* **Available data**
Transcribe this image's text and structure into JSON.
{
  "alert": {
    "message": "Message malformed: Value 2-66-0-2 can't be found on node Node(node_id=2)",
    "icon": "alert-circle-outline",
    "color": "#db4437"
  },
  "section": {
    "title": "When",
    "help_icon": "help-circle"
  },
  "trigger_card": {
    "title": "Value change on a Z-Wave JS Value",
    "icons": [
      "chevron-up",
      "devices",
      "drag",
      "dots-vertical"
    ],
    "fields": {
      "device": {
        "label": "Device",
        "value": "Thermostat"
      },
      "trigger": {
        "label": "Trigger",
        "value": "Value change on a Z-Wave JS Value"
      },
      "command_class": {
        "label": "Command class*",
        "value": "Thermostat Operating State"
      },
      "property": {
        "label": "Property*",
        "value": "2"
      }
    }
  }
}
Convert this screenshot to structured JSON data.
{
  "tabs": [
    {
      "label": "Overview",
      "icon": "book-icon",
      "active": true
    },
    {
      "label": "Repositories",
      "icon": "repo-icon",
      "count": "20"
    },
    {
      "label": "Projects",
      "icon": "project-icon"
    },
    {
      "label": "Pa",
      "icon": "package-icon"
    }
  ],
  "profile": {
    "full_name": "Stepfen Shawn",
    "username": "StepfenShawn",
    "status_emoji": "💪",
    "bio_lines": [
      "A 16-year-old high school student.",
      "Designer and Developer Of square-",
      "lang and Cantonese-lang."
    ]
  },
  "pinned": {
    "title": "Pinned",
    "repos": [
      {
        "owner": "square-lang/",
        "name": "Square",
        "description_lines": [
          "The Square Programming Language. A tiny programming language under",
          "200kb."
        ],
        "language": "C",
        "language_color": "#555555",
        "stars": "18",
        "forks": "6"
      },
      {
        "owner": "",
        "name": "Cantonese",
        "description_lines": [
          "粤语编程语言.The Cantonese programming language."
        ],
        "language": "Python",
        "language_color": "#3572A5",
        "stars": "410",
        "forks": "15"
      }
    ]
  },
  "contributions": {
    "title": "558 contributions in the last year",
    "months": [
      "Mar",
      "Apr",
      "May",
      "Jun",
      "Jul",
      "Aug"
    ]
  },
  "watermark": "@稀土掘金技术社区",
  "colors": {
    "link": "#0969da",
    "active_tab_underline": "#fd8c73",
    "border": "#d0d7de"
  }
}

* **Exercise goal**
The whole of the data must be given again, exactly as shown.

* **Exercise output**
Transcribe this image's text and structure into JSON.
{
  "alert": {
    "message": "Message malformed: Value 2-66-0-2 can't be found on node Node(node_id=2)",
    "icon": "alert-circle-outline",
    "color": "#db4437"
  },
  "section": {
    "title": "When",
    "help_icon": "help-circle"
  },
  "trigger_card": {
    "title": "Value change on a Z-Wave JS Value",
    "icons": [
      "chevron-up",
      "devices",
      "drag",
      "dots-vertical"
    ],
    "fields": {
      "device": {
        "label": "Device",
        "value": "Thermostat"
      },
      "trigger": {
        "label": "Trigger",
        "value": "Value change on a Z-Wave JS Value"
      },
      "command_class": {
        "label": "Command class*",
        "value": "Thermostat Operating State"
      },
      "property": {
        "label": "Property*",
        "value": "2"
      }
    }
  }
}
Convert this screenshot to structured JSON data.
{
  "tabs": [
    {
      "label": "Overview",
      "icon": "book-icon",
      "active": true
    },
    {
      "label": "Repositories",
      "icon": "repo-icon",
      "count": "20"
    },
    {
      "label": "Projects",
      "icon": "project-icon"
    },
    {
      "label": "Pa",
      "icon": "package-icon"
    }
  ],
  "profile": {
    "full_name": "Stepfen Shawn",
    "username": "StepfenShawn",
    "status_emoji": "💪",
    "bio_lines": [
      "A 16-year-old high school student.",
      "Designer and Developer Of square-",
      "lang and Cantonese-lang."
    ]
  },
  "pinned": {
    "title": "Pinned",
    "repos": [
      {
        "owner": "square-lang/",
        "name": "Square",
        "description_lines": [
          "The Square Programming Language. A tiny programming language under",
          "200kb."
        ],
        "language": "C",
        "language_color": "#555555",
        "stars": "18",
        "forks": "6"
      },
      {
        "owner": "",
        "name": "Cantonese",
        "description_lines": [
          "粤语编程语言.The Cantonese programming language."
        ],
        "language": "Python",
        "language_color": "#3572A5",
        "stars": "410",
        "forks": "15"
      }
    ]
  },
  "contributions": {
    "title": "558 contributions in the last year",
    "months": [
      "Mar",
      "Apr",
      "May",
      "Jun",
      "Jul",
      "Aug"
    ]
  },
  "watermark": "@稀土掘金技术社区",
  "colors": {
    "link": "#0969da",
    "active_tab_underline": "#fd8c73",
    "border": "#d0d7de"
  }
}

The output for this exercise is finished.